Benjamin Noble Nomination to the NRHP
GLSPS Takes a New Step in Shipwreck Preservation
Part of the preservation ethic is trying to guarantee that all shipwrecks stay in the public domain. One way of doing that is to place shipwrecks that have historic significance on the National Register of Historic Places. Being on the National Register does not guarantee that an unscrupulous diver can't remove artifacts from the wrecks, but it does establish public ownership of the shipwreck so no one can make an admiralty claim on a wreck and start removing artifacts to sell on EBay or for a personal collection. It also guarantees that pertinent state law on abandoned property can be enforced. Traditionally in Minnesota the State Historic Preservation Office has contracted professional archeologists to do this task. With the state as always in a budget crunch there were no funds to write the Benjamin Noble
nomination. Going through normal government channels, which requires bids, and progress reports, field work, etc. this typically costs $3,000 to $10,000. Getting the nomination process started in a timely manner is critical to establishing ownership of the shipwreck. After the team of shipwreck hunters Jerry Eliason, Randy Beebe, Ken Merryman, and Kraig Smith discovered the Noble, all were interested in protecting and preserving the shipwreck. Working with Scott Anfiinson, Minnesota National Register Archeologist from SHPO and Keith Meverdon, the Wisconsin Underwater Archeologist, the finders and GLSPS forged a plan to raise the money and apply it to getting the Benjamin Noble
in its rightful place with other historically significant shipwrecks.
The plan, which is now been successfully completed, was to contract Jeremy Nienow, a grad student and intern with the Minnesota SHPO, for $1000 to do the research and write the National Register nomination.

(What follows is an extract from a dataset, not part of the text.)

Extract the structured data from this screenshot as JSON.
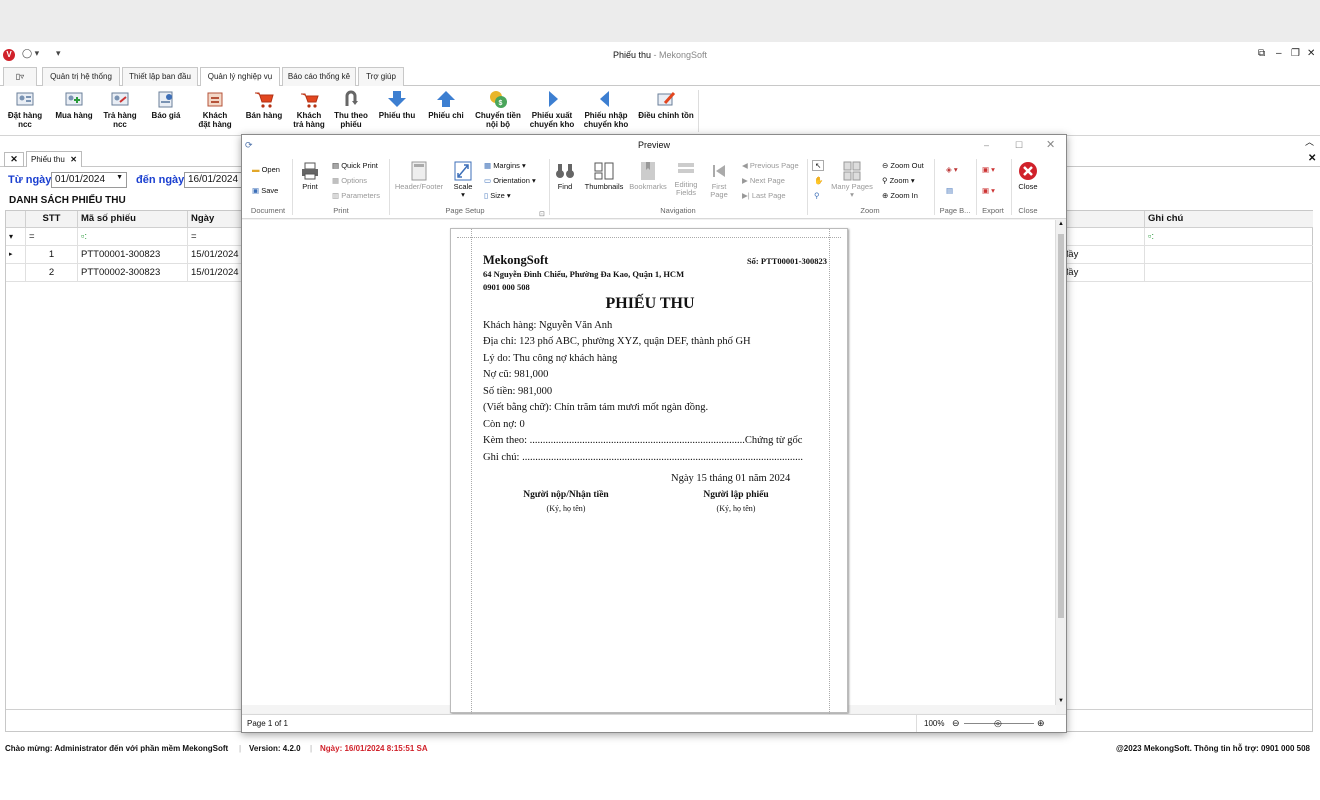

The wreck finders provided all site information to Jeremy so there was no need for professional field work, another costly task. Steve Daniel did the site drawing based on the animation model developed by Ken Merryman. Scott Anfinson and now David Mather oversaw the process and worked with Jeremy to make sure the nomination criteria was met. Pat Labadie donated his time to consult on some or the more difficult details of the nomination. The Lake Superior Magazine made good on their twenty year old reward of $1000 to the finder of the Benjamin Noble
. The wreck finders all agreed to pass the money directly to GLSPS to manage the funds, which were applied to the cost of the writing the nomination. GLSPS also managed the execution of the contract. Everyone involved stretched a little to make this happen. On Tuesday May 15, 2007 the nomination was unanimously approved by the Minnesota State Review Board, which is the last step before the nomination goes to the National Review Board for final approval. In November 2007 the National Park Service "Keeper of the Register" listed the Benjamin Noble
on the National Register of Historic Places completing this three year project. It is another example of how your organization is taking the right steps to preserve our shipwrecks and do it in a financially responsible way. Our thanks to all involved in the process.